  7. While I agree with much of what you say, Simon, the problem lies here,

    "This is why we need a little objective and impartial oversight from time to time of our actions as parents."

    It is difficult to find objective, impartial oversight that remains humane and flexible. Without being humane and flexible, the oversight can cause more problems than it solves.

    I think that, for most of us, the advice of those we love (extended family or friends, for example) is valuable because, though it cannot be characterised as objective or impartial, it is based upon a relationship of trust. Because people aren't machines, the most objective and impartial intervention isn't always the most effective.

  8. Simon wrote,
    "If a child's illness involved only the parents then I suppose that it might just be acceptable to say that it was up to the parents, but illnesses usually involve a lot of resources from the health service."

    So if the parents paid for private health care would you feel differently?

  9. Simon said "Of course we could argue the same business about loss of personal freedom with seatbelts and crash helmets."

    Yes, undoubtedly so; but these measures did become law. I can remember going to a meeting at which an advertisement bod talked about the success of the seatbelt campaign "clunk click, every trip" and whther the concept was transferable to other campaign messages. I can't remember a lot of the details, but I think that although some people resented the new law and opposed it, public opinion was won over by good scientific evidence as well as good campaigning. Presumably too the Govt of the day wasn't being faced with an election, and perhaps too the public at large were less fed up with the whole "nanny state" thing. Times are different now - we all trust politicians a lot less and there is certainly no Jimmy Saville figure to bolster Ed Ball's messages!

  10. "...Obviously, having a madman in the house didn't help..."

    Abuhamza showed symptoms of schizophrenia. There has been much speculation about the causes of this condition - whatever the cause, there's little doubt that it has physical origins and probably a genetic component. He had a traumatic childhood himself.

    This does not absolve him from responsibility, but to describe him as a 'madman', or 'evil person', which I believe you have done previously suggests a worryingly dismissive approach to mental illness. I strongly suspect that if appropriate support had been available for this household sooner, tragedy could have been averted.

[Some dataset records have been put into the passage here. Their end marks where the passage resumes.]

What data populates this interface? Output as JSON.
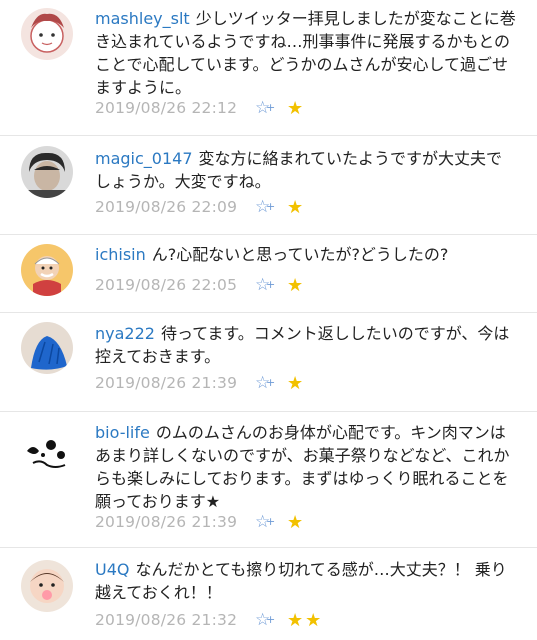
{
  "comments": [
    {
      "user": "mashley_slt",
      "text": "少しツイッター拝見しましたが変なことに巻き込まれているようですね…刑事事件に発展するかもとのことで心配しています。どうかのムさんが安心して過ごせますように。",
      "time": "2019/08/26 22:12",
      "stars": "★",
      "fav_icon": "favorite-add-icon"
    },
    {
      "user": "magic_0147",
      "text": "変な方に絡まれていたようですが大丈夫でしょうか。大変ですね。",
      "time": "2019/08/26 22:09",
      "stars": "★",
      "fav_icon": "favorite-add-icon"
    },
    {
      "user": "ichisin",
      "text": "ん?心配ないと思っていたが?どうしたの?",
      "time": "2019/08/26 22:05",
      "stars": "★",
      "fav_icon": "favorite-add-icon"
    },
    {
      "user": "nya222",
      "text": "待ってます。コメント返ししたいのですが、今は控えておきます。",
      "time": "2019/08/26 21:39",
      "stars": "★",
      "fav_icon": "favorite-add-icon"
    },
    {
      "user": "bio-life",
      "text": "のムのムさんのお身体が心配です。キン肉マンはあまり詳しくないのですが、お菓子祭りなどなど、これからも楽しみにしております。まずはゆっくり眠れることを願っております★",
      "time": "2019/08/26 21:39",
      "stars": "★",
      "fav_icon": "favorite-add-icon"
    },
    {
      "user": "U4Q",
      "text": "なんだかとても擦り切れてる感が…大丈夫？！ 乗り越えておくれ！！",
      "time": "2019/08/26 21:32",
      "stars": "★★",
      "fav_icon": "favorite-add-icon"
    }
  ]
}
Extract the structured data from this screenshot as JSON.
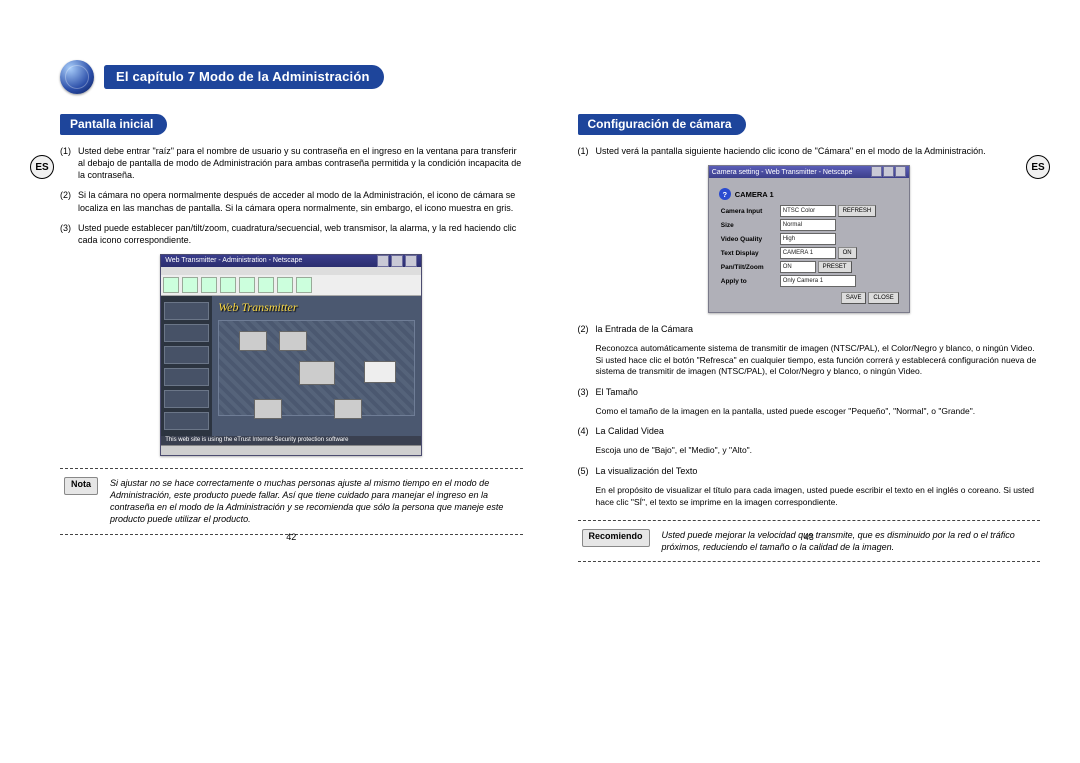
{
  "chapter": {
    "title": "El capítulo 7 Modo de la Administración"
  },
  "lang_badge": "ES",
  "left": {
    "section_title": "Pantalla inicial",
    "items": [
      {
        "num": "(1)",
        "text": "Usted debe entrar \"raíz\" para el nombre de usuario y su contraseña en el ingreso en la ventana para transferir al debajo de pantalla de modo de Administración para ambas contraseña permitida y la condición incapacita de la contraseña."
      },
      {
        "num": "(2)",
        "text": "Si la cámara no opera normalmente después de acceder al modo de la Administración, el icono de cámara se localiza en las manchas de pantalla. Si la cámara opera normalmente, sin embargo, el icono muestra en gris."
      },
      {
        "num": "(3)",
        "text": "Usted puede establecer pan/tilt/zoom, cuadratura/secuencial, web transmisor, la alarma, y la red haciendo clic cada icono correspondiente."
      }
    ],
    "screenshot": {
      "title": "Web Transmitter - Administration - Netscape",
      "banner": "Web Transmitter",
      "status": "This web site is using the eTrust Internet Security protection software"
    },
    "note_label": "Nota",
    "note_text": "Si ajustar no se hace correctamente o muchas personas ajuste al mismo tiempo en el modo de Administración, este producto puede fallar. Así que tiene cuidado para manejar el ingreso en la contraseña en el modo de la Administración y se recomienda que sólo la persona que maneje este producto puede utilizar el producto.",
    "page_num": "42"
  },
  "right": {
    "section_title": "Configuración de cámara",
    "intro_num": "(1)",
    "intro_text": "Usted verá la pantalla siguiente haciendo clic icono de \"Cámara\" en el modo de la Administración.",
    "screenshot": {
      "title": "Camera setting - Web Transmitter - Netscape",
      "cam_heading": "CAMERA 1",
      "rows": {
        "camera_input_label": "Camera Input",
        "camera_input_value": "NTSC Color",
        "refresh_btn": "REFRESH",
        "size_label": "Size",
        "size_value": "Normal",
        "video_quality_label": "Video Quality",
        "video_quality_value": "High",
        "text_display_label": "Text Display",
        "text_display_value": "CAMERA 1",
        "text_on_btn": "ON",
        "ptz_label": "Pan/Tilt/Zoom",
        "ptz_value": "ON",
        "preset_btn": "PRESET",
        "apply_label": "Apply to",
        "apply_value": "Only Camera 1"
      },
      "save_btn": "SAVE",
      "close_btn": "CLOSE"
    },
    "items": [
      {
        "num": "(2)",
        "title": "la Entrada de la Cámara",
        "text": "Reconozca automáticamente sistema de transmitir de imagen (NTSC/PAL), el Color/Negro y blanco, o ningún Video. Si usted hace clic el botón \"Refresca\" en cualquier tiempo, esta función correrá y establecerá configuración nueva de sistema de transmitir de imagen (NTSC/PAL), el Color/Negro y blanco, o ningún Video."
      },
      {
        "num": "(3)",
        "title": "El Tamaño",
        "text": "Como el tamaño de la imagen en la pantalla, usted puede escoger \"Pequeño\", \"Normal\", o \"Grande\"."
      },
      {
        "num": "(4)",
        "title": "La Calidad Videa",
        "text": "Escoja uno de \"Bajo\", el \"Medio\", y \"Alto\"."
      },
      {
        "num": "(5)",
        "title": "La visualización del Texto",
        "text": "En el propósito de visualizar el título para cada imagen, usted puede escribir el texto en el inglés o coreano. Si usted hace clic \"SÍ\", el texto se imprime en la imagen correspondiente."
      }
    ],
    "reco_label": "Recomiendo",
    "reco_text": "Usted puede mejorar la velocidad que transmite, que es disminuido por la red o el tráfico próximos, reduciendo el tamaño o la calidad de la imagen.",
    "page_num": "43"
  }
}
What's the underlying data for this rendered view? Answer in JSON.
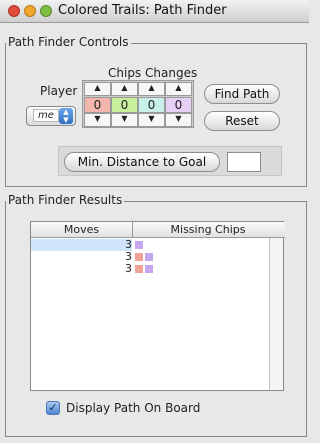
{
  "window": {
    "title": "Colored Trails: Path Finder"
  },
  "controls": {
    "group_title": "Path Finder Controls",
    "player_label": "Player",
    "player_value": "me",
    "chips_changes_label": "Chips Changes",
    "chips": [
      {
        "value": "0",
        "color": "#f3b6ac"
      },
      {
        "value": "0",
        "color": "#c7ef9b"
      },
      {
        "value": "0",
        "color": "#c7f0ea"
      },
      {
        "value": "0",
        "color": "#e6d0f5"
      }
    ],
    "up_symbol": "▲",
    "down_symbol": "▼",
    "find_path": "Find Path",
    "reset": "Reset",
    "min_distance": "Min. Distance to Goal",
    "min_distance_value": ""
  },
  "results": {
    "group_title": "Path Finder Results",
    "columns": [
      "Moves",
      "Missing Chips"
    ],
    "rows": [
      {
        "moves": "3",
        "chips": [
          "#c6a7ef"
        ],
        "selected": true
      },
      {
        "moves": "3",
        "chips": [
          "#f0a497",
          "#c6a7ef"
        ],
        "selected": false
      },
      {
        "moves": "3",
        "chips": [
          "#f0a497",
          "#c6a7ef"
        ],
        "selected": false
      }
    ],
    "display_checkbox": {
      "label": "Display Path On Board",
      "checked": true,
      "check_symbol": "✓"
    }
  }
}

  11. Yes, I'm, afraid that he was suffering from the sort of schizophrenia which was not diagnosed until he was actually in the dock charged with murder. This diagnosis was a last ditch effort by his legal team. I do not have a worryingly dismissive approach to mental illness; merely a dismissive approach to wicked men trying to wriggle out of a life sentence for murder.

  12. Whether he was mentally ill or not is a separate issue from whether or not he committed murder. As is any attempt by his legal team to reduce his sentence on grounds of poor mental health. He could quite possibly been showing signs of schizophrenia for years, undiagnosed and untreated.

    How would you define 'mad', Simon?

  13. Describing this dreadful person as a madman was being charitable about him, Suzyg. He lived his life as a petty criminal and heavy user of cannabis, got religion and behaved horribly towards a group of vulnerable children. As for how I would define madness, probably as a psychotic state, where one is unable to distinguish objective reality. I do not really think that this man was in such a state. I have to tell you that it took an awfully long time for the defence to track down a psychiatrist who would agree to testify to this. He was a particularly nasty piece of work and calling him a madman was an attempt to be as charitable as possible and concede that he might not have been fully responsible for his actions. I don't believe a word of it though.